White dwarfs are generated from tables as in the BGM. For the thin disc population, the theoretical luminosity function from Wood (1992) is used, normalised to the local density of white dwarfs estimated from Gaia DR2 by Hollands et al. (2018) in a volume of 20 pc from the Sun. The local value of 4.49e-3 per cubic parsec is then corrected for binarity assuming that 12% are secondaries of binary systems to have an estimate of the primary white dwarfs. In the simulator, white dwarfs are generated in secondaries as well. Only DA and DB type white dwarfs are generated in this version. For the thick disc population white dwarfs are generated similarly assuming an age of 7 to 10 Gyr, while halo white dwarfs follow Chabrier luminosity function for an age of 14 Gyr and a Salpeter IMF (Chabrier 1999, and private communication).

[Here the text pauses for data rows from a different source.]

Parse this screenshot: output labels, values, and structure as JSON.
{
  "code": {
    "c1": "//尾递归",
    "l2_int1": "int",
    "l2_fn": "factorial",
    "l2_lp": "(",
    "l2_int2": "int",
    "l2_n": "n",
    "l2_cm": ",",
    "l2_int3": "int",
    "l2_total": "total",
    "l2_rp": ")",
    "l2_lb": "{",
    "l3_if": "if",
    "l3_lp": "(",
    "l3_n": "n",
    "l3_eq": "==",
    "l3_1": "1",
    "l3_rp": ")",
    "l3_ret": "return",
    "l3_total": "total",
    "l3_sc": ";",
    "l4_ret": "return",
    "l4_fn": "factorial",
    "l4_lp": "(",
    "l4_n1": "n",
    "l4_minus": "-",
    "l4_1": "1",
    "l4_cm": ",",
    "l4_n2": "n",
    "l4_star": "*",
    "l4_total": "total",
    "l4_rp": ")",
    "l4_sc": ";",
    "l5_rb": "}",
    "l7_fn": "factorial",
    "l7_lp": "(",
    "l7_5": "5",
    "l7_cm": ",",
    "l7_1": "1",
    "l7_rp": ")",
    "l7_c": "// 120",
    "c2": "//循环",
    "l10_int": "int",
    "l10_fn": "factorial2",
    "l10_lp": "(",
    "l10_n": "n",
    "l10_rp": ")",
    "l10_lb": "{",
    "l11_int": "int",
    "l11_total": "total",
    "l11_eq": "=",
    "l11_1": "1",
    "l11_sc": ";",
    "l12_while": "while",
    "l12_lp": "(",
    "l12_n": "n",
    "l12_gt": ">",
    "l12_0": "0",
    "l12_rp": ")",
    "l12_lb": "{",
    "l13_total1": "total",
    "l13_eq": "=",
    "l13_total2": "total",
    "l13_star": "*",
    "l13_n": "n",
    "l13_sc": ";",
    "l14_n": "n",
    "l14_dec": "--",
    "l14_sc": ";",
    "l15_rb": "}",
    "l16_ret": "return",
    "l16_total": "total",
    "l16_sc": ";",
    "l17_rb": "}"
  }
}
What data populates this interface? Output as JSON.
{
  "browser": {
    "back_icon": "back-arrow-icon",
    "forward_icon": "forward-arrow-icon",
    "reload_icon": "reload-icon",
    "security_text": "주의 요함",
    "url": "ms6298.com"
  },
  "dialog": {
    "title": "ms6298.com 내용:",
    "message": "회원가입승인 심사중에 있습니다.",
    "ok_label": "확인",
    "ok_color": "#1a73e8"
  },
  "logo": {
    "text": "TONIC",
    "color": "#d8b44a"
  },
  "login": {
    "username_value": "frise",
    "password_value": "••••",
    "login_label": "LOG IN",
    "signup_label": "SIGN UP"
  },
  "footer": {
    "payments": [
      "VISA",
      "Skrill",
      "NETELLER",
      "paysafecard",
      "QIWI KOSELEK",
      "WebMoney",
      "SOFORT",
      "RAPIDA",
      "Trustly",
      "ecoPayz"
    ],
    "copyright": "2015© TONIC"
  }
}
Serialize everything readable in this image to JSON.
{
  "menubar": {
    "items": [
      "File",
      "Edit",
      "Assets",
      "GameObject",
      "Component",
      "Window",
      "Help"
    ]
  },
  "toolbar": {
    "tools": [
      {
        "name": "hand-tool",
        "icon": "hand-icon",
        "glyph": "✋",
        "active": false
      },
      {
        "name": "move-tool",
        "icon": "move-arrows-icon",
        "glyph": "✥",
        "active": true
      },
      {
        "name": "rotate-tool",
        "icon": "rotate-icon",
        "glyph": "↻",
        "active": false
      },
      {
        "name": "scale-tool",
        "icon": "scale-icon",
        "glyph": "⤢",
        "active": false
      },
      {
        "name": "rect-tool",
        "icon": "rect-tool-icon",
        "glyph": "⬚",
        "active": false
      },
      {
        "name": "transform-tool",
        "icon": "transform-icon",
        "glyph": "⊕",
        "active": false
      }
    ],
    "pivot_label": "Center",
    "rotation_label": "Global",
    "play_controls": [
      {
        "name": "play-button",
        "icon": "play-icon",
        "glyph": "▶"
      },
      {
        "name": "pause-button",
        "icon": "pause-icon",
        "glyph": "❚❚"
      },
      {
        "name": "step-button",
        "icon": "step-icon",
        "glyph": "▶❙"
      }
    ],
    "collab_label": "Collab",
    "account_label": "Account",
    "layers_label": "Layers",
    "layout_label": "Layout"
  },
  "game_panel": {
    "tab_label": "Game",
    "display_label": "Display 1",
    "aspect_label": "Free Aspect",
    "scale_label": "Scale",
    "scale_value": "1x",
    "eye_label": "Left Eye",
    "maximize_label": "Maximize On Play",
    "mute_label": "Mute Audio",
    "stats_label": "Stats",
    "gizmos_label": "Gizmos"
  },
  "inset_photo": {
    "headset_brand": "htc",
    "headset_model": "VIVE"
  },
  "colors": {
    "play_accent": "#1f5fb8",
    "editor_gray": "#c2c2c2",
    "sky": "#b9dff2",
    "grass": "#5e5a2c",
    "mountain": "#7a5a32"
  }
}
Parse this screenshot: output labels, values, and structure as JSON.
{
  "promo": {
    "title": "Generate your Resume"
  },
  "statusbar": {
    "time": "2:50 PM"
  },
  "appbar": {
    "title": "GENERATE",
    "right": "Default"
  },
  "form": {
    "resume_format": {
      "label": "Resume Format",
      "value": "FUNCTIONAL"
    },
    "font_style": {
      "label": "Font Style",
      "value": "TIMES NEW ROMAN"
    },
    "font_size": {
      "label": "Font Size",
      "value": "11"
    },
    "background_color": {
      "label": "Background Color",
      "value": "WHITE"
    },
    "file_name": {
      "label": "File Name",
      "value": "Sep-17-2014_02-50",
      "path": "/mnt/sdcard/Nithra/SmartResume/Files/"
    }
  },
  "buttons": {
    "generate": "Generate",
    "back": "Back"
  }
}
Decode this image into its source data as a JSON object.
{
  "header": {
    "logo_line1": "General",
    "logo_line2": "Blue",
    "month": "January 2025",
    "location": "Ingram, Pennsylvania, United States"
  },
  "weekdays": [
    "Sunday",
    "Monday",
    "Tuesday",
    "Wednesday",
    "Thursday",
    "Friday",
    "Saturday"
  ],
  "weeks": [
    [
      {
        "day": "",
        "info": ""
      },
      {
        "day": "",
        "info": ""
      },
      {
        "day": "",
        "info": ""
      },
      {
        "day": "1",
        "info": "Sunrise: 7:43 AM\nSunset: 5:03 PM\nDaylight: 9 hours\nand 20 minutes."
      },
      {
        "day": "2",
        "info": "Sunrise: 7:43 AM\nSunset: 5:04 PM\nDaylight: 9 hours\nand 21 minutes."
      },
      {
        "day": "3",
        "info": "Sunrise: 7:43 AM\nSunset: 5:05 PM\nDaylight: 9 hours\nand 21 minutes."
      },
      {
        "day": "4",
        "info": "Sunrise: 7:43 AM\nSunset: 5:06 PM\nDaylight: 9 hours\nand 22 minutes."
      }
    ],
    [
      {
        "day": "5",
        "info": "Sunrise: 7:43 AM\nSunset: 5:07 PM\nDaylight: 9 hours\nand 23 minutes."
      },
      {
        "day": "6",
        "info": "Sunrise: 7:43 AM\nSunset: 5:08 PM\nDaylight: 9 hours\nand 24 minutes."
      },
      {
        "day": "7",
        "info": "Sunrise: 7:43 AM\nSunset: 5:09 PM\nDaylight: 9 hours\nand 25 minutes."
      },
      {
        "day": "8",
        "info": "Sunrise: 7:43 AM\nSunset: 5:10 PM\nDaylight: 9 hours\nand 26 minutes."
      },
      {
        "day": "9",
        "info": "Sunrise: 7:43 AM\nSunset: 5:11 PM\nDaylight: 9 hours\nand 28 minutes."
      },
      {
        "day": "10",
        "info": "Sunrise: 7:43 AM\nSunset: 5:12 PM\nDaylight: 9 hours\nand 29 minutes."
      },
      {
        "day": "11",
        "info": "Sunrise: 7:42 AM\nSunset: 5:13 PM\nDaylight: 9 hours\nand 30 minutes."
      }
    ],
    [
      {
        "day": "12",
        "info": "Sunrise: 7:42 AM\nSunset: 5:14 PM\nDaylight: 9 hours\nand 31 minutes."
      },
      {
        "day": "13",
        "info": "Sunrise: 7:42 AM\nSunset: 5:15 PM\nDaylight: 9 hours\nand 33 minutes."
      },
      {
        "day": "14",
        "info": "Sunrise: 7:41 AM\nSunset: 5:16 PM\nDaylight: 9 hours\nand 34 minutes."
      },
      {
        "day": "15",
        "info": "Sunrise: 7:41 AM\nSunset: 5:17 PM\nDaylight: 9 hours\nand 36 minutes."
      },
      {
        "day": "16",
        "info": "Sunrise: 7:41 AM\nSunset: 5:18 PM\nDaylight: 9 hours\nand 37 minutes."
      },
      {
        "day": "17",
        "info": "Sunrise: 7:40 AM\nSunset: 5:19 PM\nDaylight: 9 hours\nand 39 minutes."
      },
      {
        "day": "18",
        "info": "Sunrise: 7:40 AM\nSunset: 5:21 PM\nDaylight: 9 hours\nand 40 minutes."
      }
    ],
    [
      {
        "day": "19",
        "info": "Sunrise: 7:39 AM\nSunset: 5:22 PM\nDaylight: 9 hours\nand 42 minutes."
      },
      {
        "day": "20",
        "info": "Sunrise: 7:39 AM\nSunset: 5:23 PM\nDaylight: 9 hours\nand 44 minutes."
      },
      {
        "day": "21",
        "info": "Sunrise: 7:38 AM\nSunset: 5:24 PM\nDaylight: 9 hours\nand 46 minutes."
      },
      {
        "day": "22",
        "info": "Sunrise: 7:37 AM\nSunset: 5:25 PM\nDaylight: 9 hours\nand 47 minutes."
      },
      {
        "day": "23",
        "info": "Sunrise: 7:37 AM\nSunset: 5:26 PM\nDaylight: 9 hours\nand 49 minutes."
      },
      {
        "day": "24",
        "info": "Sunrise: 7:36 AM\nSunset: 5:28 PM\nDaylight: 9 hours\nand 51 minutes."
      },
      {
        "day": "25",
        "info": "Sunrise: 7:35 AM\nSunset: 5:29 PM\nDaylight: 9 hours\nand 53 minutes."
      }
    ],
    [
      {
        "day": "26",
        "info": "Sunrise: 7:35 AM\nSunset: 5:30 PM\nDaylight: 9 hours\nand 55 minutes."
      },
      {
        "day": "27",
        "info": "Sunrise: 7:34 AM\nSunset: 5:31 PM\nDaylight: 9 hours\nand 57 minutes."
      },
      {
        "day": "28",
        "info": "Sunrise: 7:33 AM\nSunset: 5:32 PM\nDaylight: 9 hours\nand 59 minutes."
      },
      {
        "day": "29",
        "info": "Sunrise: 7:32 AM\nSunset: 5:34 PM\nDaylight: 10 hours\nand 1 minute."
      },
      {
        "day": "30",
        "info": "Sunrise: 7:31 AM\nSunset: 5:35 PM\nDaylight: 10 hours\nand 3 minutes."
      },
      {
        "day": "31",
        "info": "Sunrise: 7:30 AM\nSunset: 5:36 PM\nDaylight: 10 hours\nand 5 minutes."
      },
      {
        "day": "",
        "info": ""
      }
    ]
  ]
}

Colours of white dwarfs are taken from synthetic photometry provided by models of Holberg and Bergeron (2006), which allows to compute V and V-I. The computation of colours in the Gaia bands is performed using the suitable stellar librairies (Sect. 2.2.5).

White dwarf density laws are the same as for other spectral types of a given age.

## Pre-main sequence stars

Pre-main sequence stars are generated using evolutionary tracks from Valls-Gabaud, Pichon, et al (in prep.). They have been produced using the code of stellar evolution CESAM for masses between 0.7 and 3 solar masses. The volume density along the tracks have been computed with a constant star formation rate.

## Rare objects

For the needs of the simulator, some rare objects have been added to the BGM Hess diagram.

### Be stars

Be stars are simulated as a proportion of 29% of O7-B4 stars, 20% of B5-B7 stars and 3% of B8-B9 stars (Jaschek et al. 1988; Zorec and Briot 1997). They are attributed a parameter linked with the line strength in order to attribute them a spectrum from the spectral library (see Sect. 2.2.5). This parameter is the ratio between the envelope radius and the stellar radius ($R\_env/R\_star$). In order to simulate the variation of the emission lines with time this parameter is set randomly between 1.2 and 6.9 at any time.

### Peculiar metallicity stars

Two types of peculiar metallicity stars are simulated, following Kurtz (1982); Kochukhov (2007); Stift and Alecian (2009).

• Am: 12% of A stars on the main sequence in the Teff range 7400 K - 10200 K are set to be Am stars. 70% of these Am stars belong to a binary system with period from 2.5 to 100 days. They are forced to be slow rotators : 67% have $vsini<$ 50  km s${}^{-1}$and 23% have $50 100  km s${}^{-1}$.

• Ap/Bp: 8% of A and B stars on the main sequence in the Teff range 8000 K - 15000 K are set to be Ap or Bp stars. They are forced to have a smaller rotation : $vsini<$ 120  km s${}^{-1}$.

### Wolf Rayet stars

Wolf Rayet (WR) densities are computed following the observed statistics from the VIIth catalogue of Galactic Wolf-Rayet stars of van der Hucht (2001). The local column density of WR stars is $2.9\times 10^{-6}$ pc${}^{-2}$ or volume density 2.37$\times 10^{-8}$ pc${}^{-3}$. Among them 50% are WN, 46% are WC and 3.6% are WO. The absolute magnitude, colours, effective temperature, gravity and mass have been estimated from the literature. The masses and effective temperature vary considerably from one author to another. As a conservative value, it is assumed that the WR stars have masses of 10  ${\cal M}_{\odot}$ in the mean, an absolute V magnitude of -4, a gravity of -0.5, and an effective temperature of 50,000K.